This was an email I got from a reader:
Last year they hired a younger employee and I have been working at this job for over 30 years and have always been in charge of the bookkeeping department. The new girl is head now. I am 53 years old and I feel I have been discriminated against. I got a huge raise because they were paying the new girl a ton more than what I was making. I need help in deciding whether I could win a discrimination suit.
Age discrimination is rampant in this economy. It's not unusual for older employees to be the first selected in layoffs and demotions. If you actually lose your job, getting work when you're over 50 is tough.
If a younger employee is promoted over you, that could be age discrimination. But the question is, how do you prove it? Here are six practical ways you can prove that you've been demoted, fired, passed over or penalized at work because of age discrimination.
- Direct evidence: If your boss or HR are dumb enough to make comments about your age, then that's direct evidence of age discrimination. Juries and judges love this kind of evidence. Calling you "the old fart," asking when you plan to retire, saying you should make room for younger employees or saying you grew up when dinosaurs roamed could all be evidence of age discrimination. If these comments are made, write them down, noting date, time and any witnesses. If the person making that comments participates in the decision to demote or fire you, then you can use this evidence.
- Harassment: Those age-related comments could also be age-based harassment. So could other treatment you're getting that is less favorable than your younger colleagues.
- Discipline: If you had a pristine employment record before you turned, say, 50 and now you've started getting written up, that could be an indication of age discrimination. If you're being written up for things that younger employees also do without being disciplined, that could help your age discrimination claim. It could also be part of an age-based harassment claim.
- Exclusion: If your younger colleagues are included in lunches, events, or training and you're left behind, that could also be evidence of age discrimination or age-based harassment.
- Favoritism: When younger employees are given the best leads, assignments or office space, it's a pretty good sign that you're being pushed out due to your age.
- Promotions and hiring: If you look around at the new hires and the folks who are getting promoted, and they all look like they just graduated from high school, your employer may be discriminating based on age. Even if you didn't apply for a promotion or position, if you notice that only younger people are getting new jobs and promotions over better-qualified older employees, your employer might be trying to project a younger image.

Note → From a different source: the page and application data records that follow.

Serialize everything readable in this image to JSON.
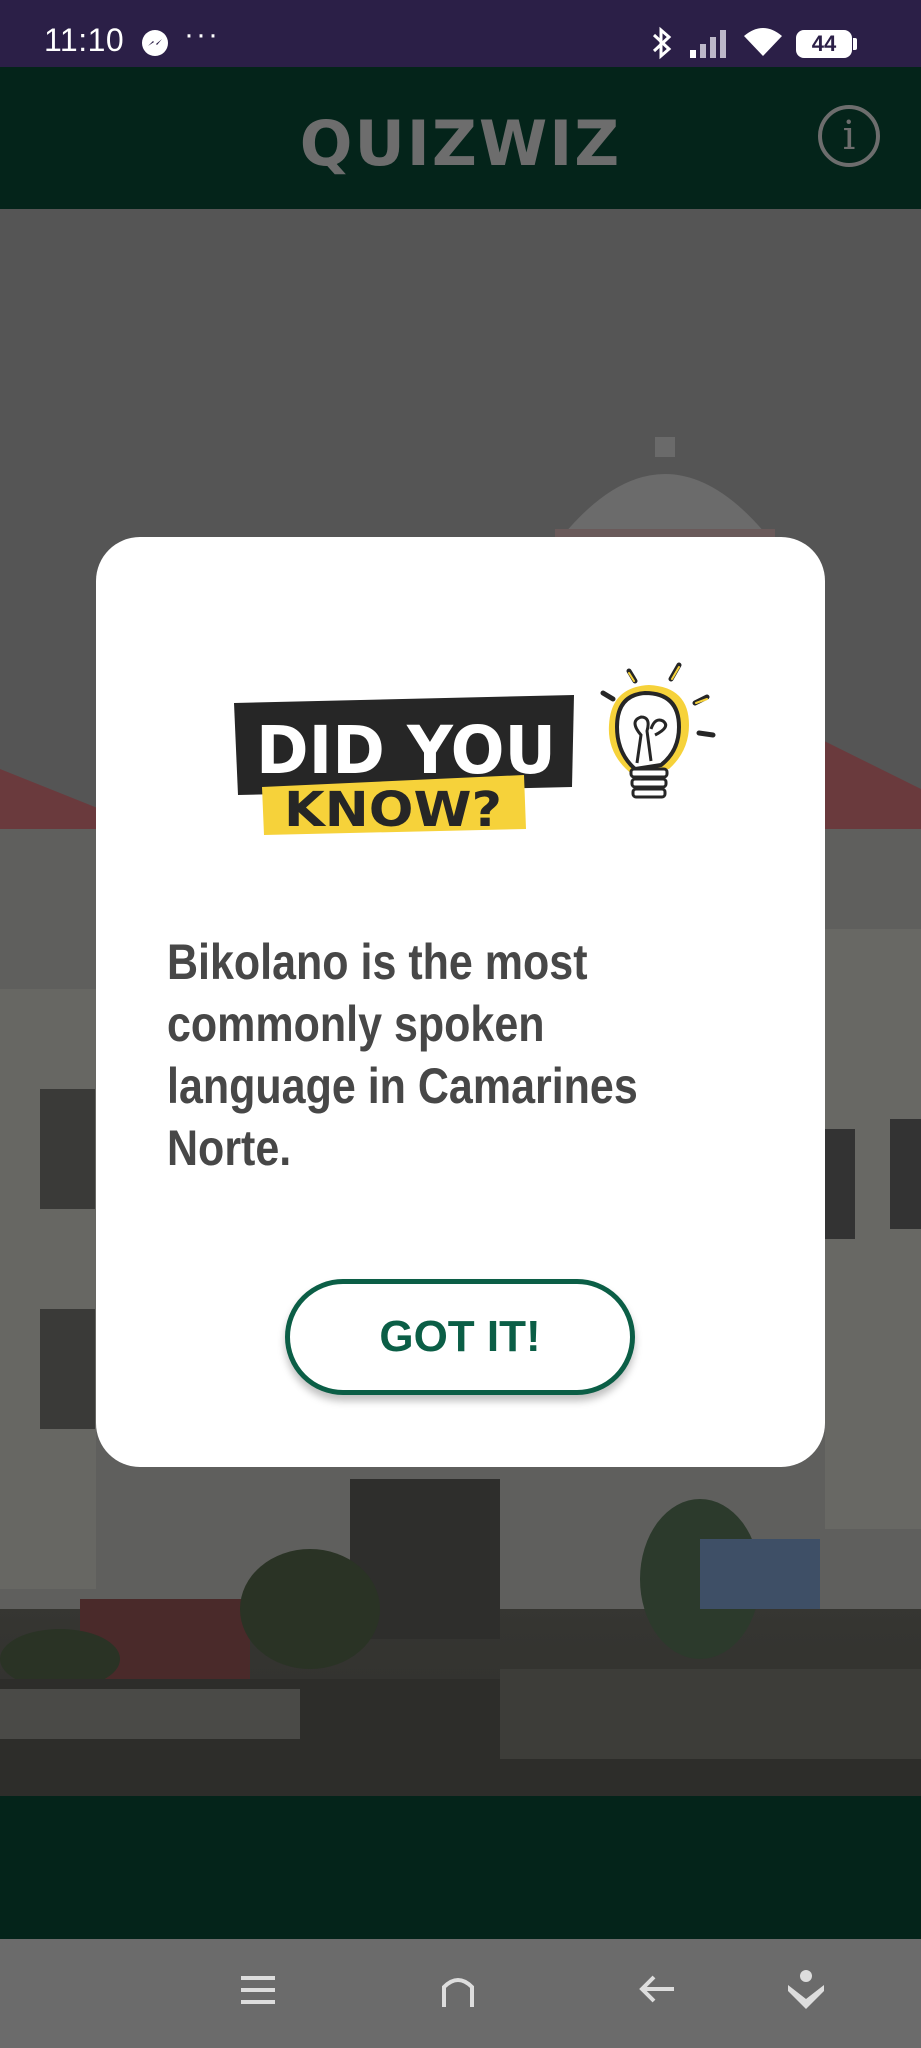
{
  "status_bar": {
    "time": "11:10",
    "more": "···",
    "battery": "44",
    "icons": [
      "messenger-icon",
      "bluetooth-icon",
      "signal-icon",
      "wifi-icon",
      "battery-icon"
    ]
  },
  "header": {
    "title": "QUIZWIZ",
    "info_icon": "i"
  },
  "dialog": {
    "banner_line1": "DID YOU",
    "banner_line2": "KNOW?",
    "fact": "Bikolano is the most commonly spoken language in Camarines Norte.",
    "button_label": "GOT IT!"
  },
  "nav": {
    "icons": [
      "menu-icon",
      "home-icon",
      "back-icon",
      "accessibility-icon"
    ]
  },
  "colors": {
    "status_bar": "#2b1f47",
    "header": "#04241a",
    "accent": "#0b5e46",
    "banner_yellow": "#f6d23a",
    "banner_dark": "#262626"
  }
}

If you need legal advice, it's best to talk to an employment lawyer in your state, but if you have general legal issues you want me to discuss publicly here, whether about discrimination, working conditions, employment contracts, medical leave, or other employment law issues, you can ask me at AOL Jobs. While I can't answer every question here, your question might be featured in one of my columns, or in our upcoming live video chat.